Before I start, I want to acknowledge the hard work, risk, and devotion being offered by our emergency responders, medical staff, essential workers, care givers of all kinds whether paid or not. And I want to send love and thanks to them.
I am so grateful that I am able to stay safely at home, waiting this out, doing my little bit to flatten the curve, and sending what money I am able to out into the community to help.
There is a lot of information online about how to be productive when working from home, but little about the toll it can take on your body and how to survive that.
You might read about setting specific hours for yourself, not working in your PJs, turning the phone off, taking breaks, staying connected with colleagues and coworkers.
How to stay free of aches and pains when you work on a laptop?
We want your wrists to survive you’re typing for 6 hours on the couch? Or your back as you sit in a chair not designed for permanent residence?
Many folks nowadays are figuring out how to survive working from home without developing carpal tunnel syndrome, neck problems, and TMJ disorder.
Starting the Work Day at Home
Walk to Work
Before diving in to your work day, set up your work station, then take a walk around the block (while this still feels responsible), then go back home and go straight to your work station.
This is a tip I learned from the Being Boss podcast a looooong time ago and I love it!
Best Practices for Work From Home Set Up
Believe it or not, the option to greatly vary your working position is a gift. This is a general rule, but especially true of laptop work at home. And variety is much more important than perfect posture. So try rotating where you’re working from every 30 – 45 mins: start at a table desk, move to the floor (possibly with laptop propped on a pillow or stool), then the couch, or an easy chair, move to a different position on the floor, work in your bed, then to stand at the kitchen counter, and so on.
Discomfort (no, really)
It’s good if you’re a little uncomfortable in your work set up. It means you’ll move much more than in a position of comfort. And of course, you want to balance that with the ability to get work done and be productive 🌝
Keep you Wrists Healthy when Working from Home
When you’re at the laptop but only using one hand, get in the habit of turning the other palm to face up and rest in that position
Switch it Up
Use your non-dominant hand as much as possible, and once you’ve gotten accustomed to it, switch between sides for mousing and clicking.
If you’re working at a laptop, roll up a small towel (or piece of clothing in a pinch) and place it under your forearms. this will elevat your wrists, allowing space between them and the keyboard, letting them stay aligned and less likely to strain.
If you’re using a regular keyboard, put the rolled hand towel under the wrists themselves helps to keep them in a neutral relax position as you type.
Add some stretches and movement regularly
Any time you’re not typing or actively scrolling, fully extend your hands by opening them up wide as you can.
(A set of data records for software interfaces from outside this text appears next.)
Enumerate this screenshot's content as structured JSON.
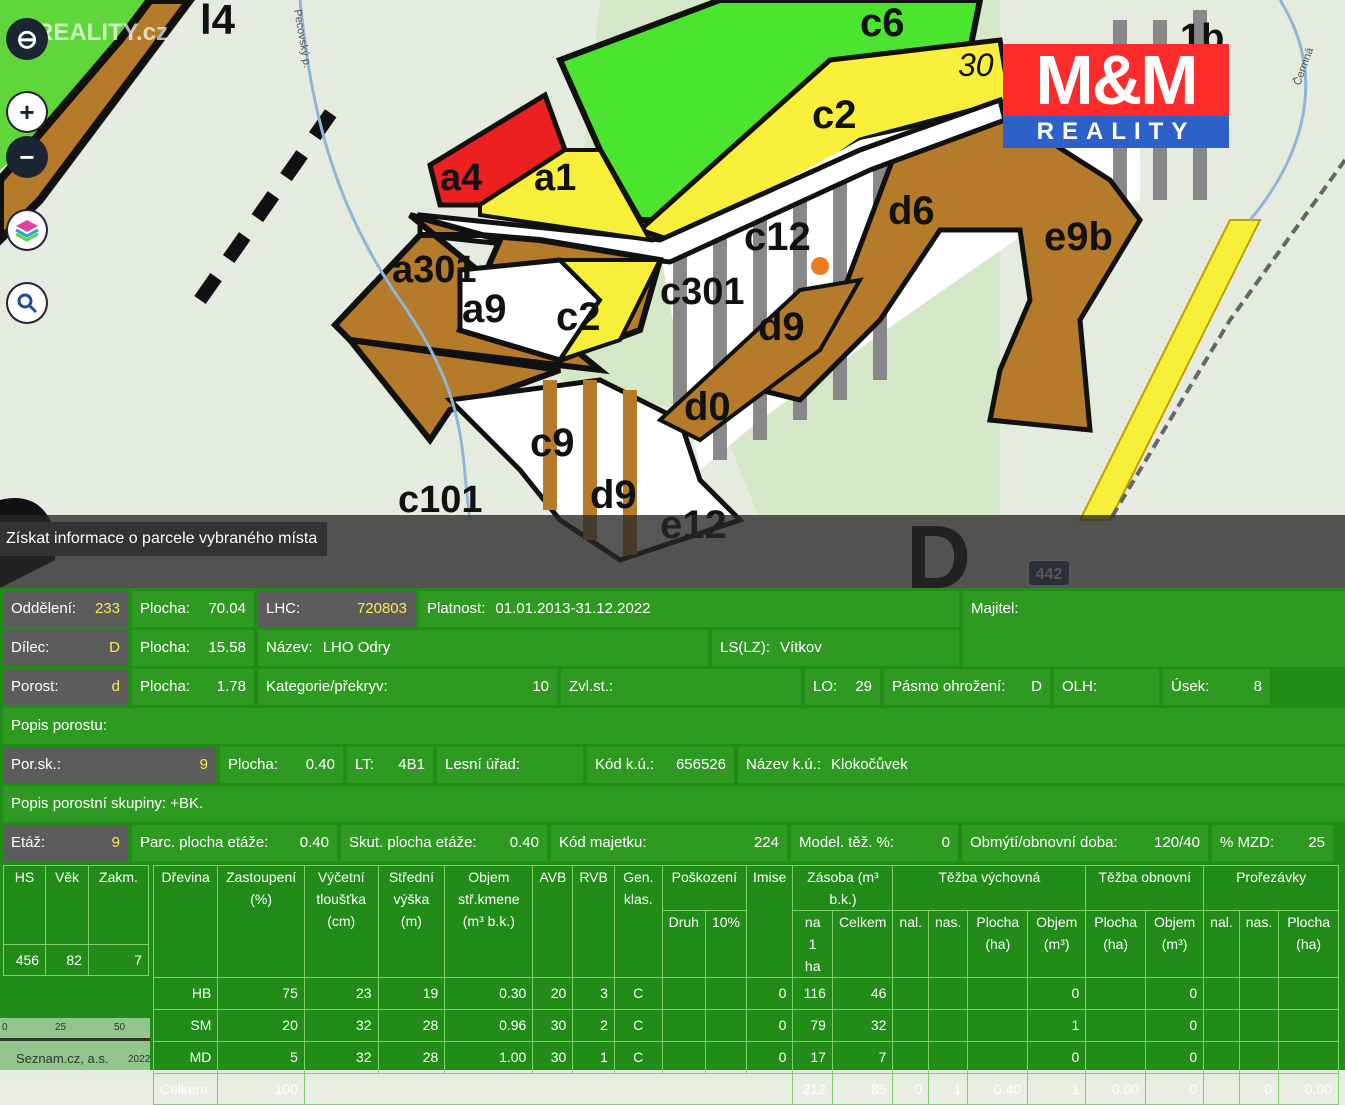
{
  "map": {
    "brand": "REALITY.cz",
    "parcel_labels": [
      "l4",
      "c6",
      "c2",
      "a4",
      "a1",
      "30",
      "1b",
      "d6",
      "c12",
      "e9b",
      "a301",
      "a9",
      "c2",
      "c301",
      "d9",
      "d0",
      "c9",
      "c101",
      "d9",
      "e12",
      "D"
    ],
    "road_badge": "442",
    "stream_label_1": "Pecovský p.",
    "stream_label_2": "Čermná",
    "copyright": "Seznam.cz, a.s.",
    "copyright_year": "2022",
    "scale_ticks": [
      "0",
      "25",
      "50"
    ]
  },
  "controls": {
    "zoom_in": "+",
    "zoom_out": "−"
  },
  "logo": {
    "top": "M&M",
    "bottom": "REALITY"
  },
  "banner": "Získat informace o parcele vybraného místa",
  "info": {
    "oddeleni_label": "Oddělení:",
    "oddeleni": "233",
    "plocha1_label": "Plocha:",
    "plocha1": "70.04",
    "lhc_label": "LHC:",
    "lhc": "720803",
    "platnost_label": "Platnost:",
    "platnost": "01.01.2013-31.12.2022",
    "majitel_label": "Majitel:",
    "dilec_label": "Dílec:",
    "dilec": "D",
    "plocha2_label": "Plocha:",
    "plocha2": "15.58",
    "nazev_label": "Název:",
    "nazev": "LHO Odry",
    "ls_label": "LS(LZ):",
    "ls": "Vítkov",
    "porost_label": "Porost:",
    "porost": "d",
    "plocha3_label": "Plocha:",
    "plocha3": "1.78",
    "kategorie_label": "Kategorie/překryv:",
    "kategorie": "10",
    "zvlst_label": "Zvl.st.:",
    "lo_label": "LO:",
    "lo": "29",
    "pasmo_label": "Pásmo ohrožení:",
    "pasmo": "D",
    "olh_label": "OLH:",
    "usek_label": "Úsek:",
    "usek": "8",
    "popis_porostu_label": "Popis porostu:",
    "porsk_label": "Por.sk.:",
    "porsk": "9",
    "plocha4_label": "Plocha:",
    "plocha4": "0.40",
    "lt_label": "LT:",
    "lt": "4B1",
    "lesni_urad_label": "Lesní úřad:",
    "kod_ku_label": "Kód k.ú.:",
    "kod_ku": "656526",
    "nazev_ku_label": "Název k.ú.:",
    "nazev_ku": "Klokočůvek",
    "popis_skupiny_label": "Popis porostní skupiny:",
    "popis_skupiny": "+BK.",
    "etaz_label": "Etáž:",
    "etaz": "9",
    "parc_plocha_label": "Parc. plocha etáže:",
    "parc_plocha": "0.40",
    "skut_plocha_label": "Skut. plocha etáže:",
    "skut_plocha": "0.40",
    "kod_majetku_label": "Kód majetku:",
    "kod_majetku": "224",
    "model_label": "Model. těž. %:",
    "model": "0",
    "obmyti_label": "Obmýtí/obnovní doba:",
    "obmyti": "120/40",
    "mzd_label": "% MZD:",
    "mzd": "25"
  },
  "left_table": {
    "headers": [
      "HS",
      "Věk",
      "Zakm."
    ],
    "row": [
      "456",
      "82",
      "7"
    ]
  },
  "tree_table": {
    "h_drevina": "Dřevina",
    "h_zastoupeni": "Zastoupení (%)",
    "h_vycetni": "Výčetní tloušťka (cm)",
    "h_stredni": "Střední výška (m)",
    "h_objem": "Objem stř.kmene (m³ b.k.)",
    "h_avb": "AVB",
    "h_rvb": "RVB",
    "h_gen": "Gen. klas.",
    "h_poskozeni": "Poškození",
    "h_druh": "Druh",
    "h_10": "10%",
    "h_imise": "Imise",
    "h_zasoba": "Zásoba (m³ b.k.)",
    "h_na1ha": "na 1 ha",
    "h_celkem": "Celkem",
    "h_tezba_vych": "Těžba výchovná",
    "h_tezba_obn": "Těžba obnovní",
    "h_prorezavky": "Prořezávky",
    "h_nal": "nal.",
    "h_nas": "nas.",
    "h_plocha_ha": "Plocha (ha)",
    "h_objem_m3": "Objem (m³)",
    "rows": [
      [
        "HB",
        "75",
        "23",
        "19",
        "0.30",
        "20",
        "3",
        "C",
        "",
        "",
        "0",
        "116",
        "46",
        "",
        "",
        "",
        "0",
        "",
        "0",
        "",
        "",
        ""
      ],
      [
        "SM",
        "20",
        "32",
        "28",
        "0.96",
        "30",
        "2",
        "C",
        "",
        "",
        "0",
        "79",
        "32",
        "",
        "",
        "",
        "1",
        "",
        "0",
        "",
        "",
        ""
      ],
      [
        "MD",
        "5",
        "32",
        "28",
        "1.00",
        "30",
        "1",
        "C",
        "",
        "",
        "0",
        "17",
        "7",
        "",
        "",
        "",
        "0",
        "",
        "0",
        "",
        "",
        ""
      ]
    ],
    "total_label": "Celkem:",
    "total_zastoupeni": "100",
    "total_na1ha": "212",
    "total_celkem": "85",
    "total_nal": "0",
    "total_nas": "1",
    "total_plocha": "0.40",
    "total_objem": "1",
    "total_obn_plocha": "0.00",
    "total_obn_objem": "0",
    "total_pr_nas": "0",
    "total_pr_plocha": "0.00"
  }
}
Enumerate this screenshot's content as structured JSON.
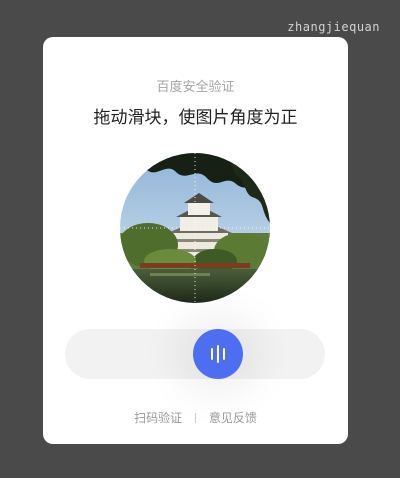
{
  "watermark": "zhangjiequan",
  "captcha": {
    "subtitle": "百度安全验证",
    "title": "拖动滑块，使图片角度为正",
    "slider": {
      "progress": 0.61
    },
    "footer": {
      "scan_label": "扫码验证",
      "feedback_label": "意见反馈"
    }
  },
  "colors": {
    "background": "#4a4a4a",
    "card": "#ffffff",
    "accent": "#4e6ef2",
    "track": "#f2f2f2"
  }
}
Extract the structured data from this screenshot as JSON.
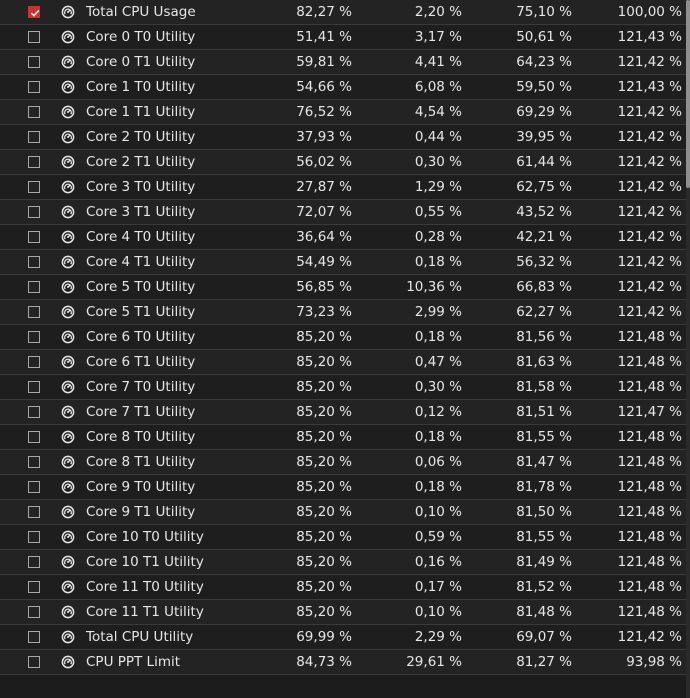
{
  "rows": [
    {
      "checked": true,
      "name": "Total CPU Usage",
      "v1": "82,27 %",
      "v2": "2,20 %",
      "v3": "75,10 %",
      "v4": "100,00 %"
    },
    {
      "checked": false,
      "name": "Core 0 T0 Utility",
      "v1": "51,41 %",
      "v2": "3,17 %",
      "v3": "50,61 %",
      "v4": "121,43 %"
    },
    {
      "checked": false,
      "name": "Core 0 T1 Utility",
      "v1": "59,81 %",
      "v2": "4,41 %",
      "v3": "64,23 %",
      "v4": "121,42 %"
    },
    {
      "checked": false,
      "name": "Core 1 T0 Utility",
      "v1": "54,66 %",
      "v2": "6,08 %",
      "v3": "59,50 %",
      "v4": "121,43 %"
    },
    {
      "checked": false,
      "name": "Core 1 T1 Utility",
      "v1": "76,52 %",
      "v2": "4,54 %",
      "v3": "69,29 %",
      "v4": "121,42 %"
    },
    {
      "checked": false,
      "name": "Core 2 T0 Utility",
      "v1": "37,93 %",
      "v2": "0,44 %",
      "v3": "39,95 %",
      "v4": "121,42 %"
    },
    {
      "checked": false,
      "name": "Core 2 T1 Utility",
      "v1": "56,02 %",
      "v2": "0,30 %",
      "v3": "61,44 %",
      "v4": "121,42 %"
    },
    {
      "checked": false,
      "name": "Core 3 T0 Utility",
      "v1": "27,87 %",
      "v2": "1,29 %",
      "v3": "62,75 %",
      "v4": "121,42 %"
    },
    {
      "checked": false,
      "name": "Core 3 T1 Utility",
      "v1": "72,07 %",
      "v2": "0,55 %",
      "v3": "43,52 %",
      "v4": "121,42 %"
    },
    {
      "checked": false,
      "name": "Core 4 T0 Utility",
      "v1": "36,64 %",
      "v2": "0,28 %",
      "v3": "42,21 %",
      "v4": "121,42 %"
    },
    {
      "checked": false,
      "name": "Core 4 T1 Utility",
      "v1": "54,49 %",
      "v2": "0,18 %",
      "v3": "56,32 %",
      "v4": "121,42 %"
    },
    {
      "checked": false,
      "name": "Core 5 T0 Utility",
      "v1": "56,85 %",
      "v2": "10,36 %",
      "v3": "66,83 %",
      "v4": "121,42 %"
    },
    {
      "checked": false,
      "name": "Core 5 T1 Utility",
      "v1": "73,23 %",
      "v2": "2,99 %",
      "v3": "62,27 %",
      "v4": "121,42 %"
    },
    {
      "checked": false,
      "name": "Core 6 T0 Utility",
      "v1": "85,20 %",
      "v2": "0,18 %",
      "v3": "81,56 %",
      "v4": "121,48 %"
    },
    {
      "checked": false,
      "name": "Core 6 T1 Utility",
      "v1": "85,20 %",
      "v2": "0,47 %",
      "v3": "81,63 %",
      "v4": "121,48 %"
    },
    {
      "checked": false,
      "name": "Core 7 T0 Utility",
      "v1": "85,20 %",
      "v2": "0,30 %",
      "v3": "81,58 %",
      "v4": "121,48 %"
    },
    {
      "checked": false,
      "name": "Core 7 T1 Utility",
      "v1": "85,20 %",
      "v2": "0,12 %",
      "v3": "81,51 %",
      "v4": "121,47 %"
    },
    {
      "checked": false,
      "name": "Core 8 T0 Utility",
      "v1": "85,20 %",
      "v2": "0,18 %",
      "v3": "81,55 %",
      "v4": "121,48 %"
    },
    {
      "checked": false,
      "name": "Core 8 T1 Utility",
      "v1": "85,20 %",
      "v2": "0,06 %",
      "v3": "81,47 %",
      "v4": "121,48 %"
    },
    {
      "checked": false,
      "name": "Core 9 T0 Utility",
      "v1": "85,20 %",
      "v2": "0,18 %",
      "v3": "81,78 %",
      "v4": "121,48 %"
    },
    {
      "checked": false,
      "name": "Core 9 T1 Utility",
      "v1": "85,20 %",
      "v2": "0,10 %",
      "v3": "81,50 %",
      "v4": "121,48 %"
    },
    {
      "checked": false,
      "name": "Core 10 T0 Utility",
      "v1": "85,20 %",
      "v2": "0,59 %",
      "v3": "81,55 %",
      "v4": "121,48 %"
    },
    {
      "checked": false,
      "name": "Core 10 T1 Utility",
      "v1": "85,20 %",
      "v2": "0,16 %",
      "v3": "81,49 %",
      "v4": "121,48 %"
    },
    {
      "checked": false,
      "name": "Core 11 T0 Utility",
      "v1": "85,20 %",
      "v2": "0,17 %",
      "v3": "81,52 %",
      "v4": "121,48 %"
    },
    {
      "checked": false,
      "name": "Core 11 T1 Utility",
      "v1": "85,20 %",
      "v2": "0,10 %",
      "v3": "81,48 %",
      "v4": "121,48 %"
    },
    {
      "checked": false,
      "name": "Total CPU Utility",
      "v1": "69,99 %",
      "v2": "2,29 %",
      "v3": "69,07 %",
      "v4": "121,42 %"
    },
    {
      "checked": false,
      "name": "CPU PPT Limit",
      "v1": "84,73 %",
      "v2": "29,61 %",
      "v3": "81,27 %",
      "v4": "93,98 %"
    }
  ],
  "icons": {
    "row": "sensor-gauge-icon",
    "check": "checkmark-icon"
  },
  "colors": {
    "accent": "#d32f2f",
    "background": "#1c1c1c",
    "text": "#e6e6e6"
  },
  "scrollbar": {
    "visible_fraction": 0.27,
    "position_fraction": 0.0
  }
}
With fingers pointed out, make circles clockwise and anti-clockwise with your wrists. Then make a loose fist and do the same.
Shake it out
When you take breaks, shake your hands and wrists out. Start gently, and then add in some vigor! You’ll look like a crazy person, but it’s helping to stimulate your nerves and blood vessels and re-energize the whole area after lots of relatively static mousing and typing.
Watch your Face
Let’s start with your tongue, be mindful of your tongue’s position as you work. It might be tight and pushed up against your upper teeth. The ideal position is relaxed on the floor of your mouth.
Your eyes: when you get up and move around, take a few seconds and move your eyes up and down, side to side, and look out a window to something in the far distance. Much of our neck tension can come simply from the fact that our eyes are static for hours when we work on screens.
Then just do a general check in with your face now and again. Are the muscles of your face relaxed? Are you frowning? Try blowing out your lips like a horse then give yourself a micro face massage. Rub you hands togehter and hold your palms over your eyes for 10 seconds while you take two deep breaths.
Book Yourself A Massage
At least once a month. You know it helps! And you can hep yourself get that help by booking a few in advance, which takes away the “oh, I should email Eowyn to find a time for a massage” thing that you say to yourself fo ra couple weeks before actually sending me an email or going online to book for yourself.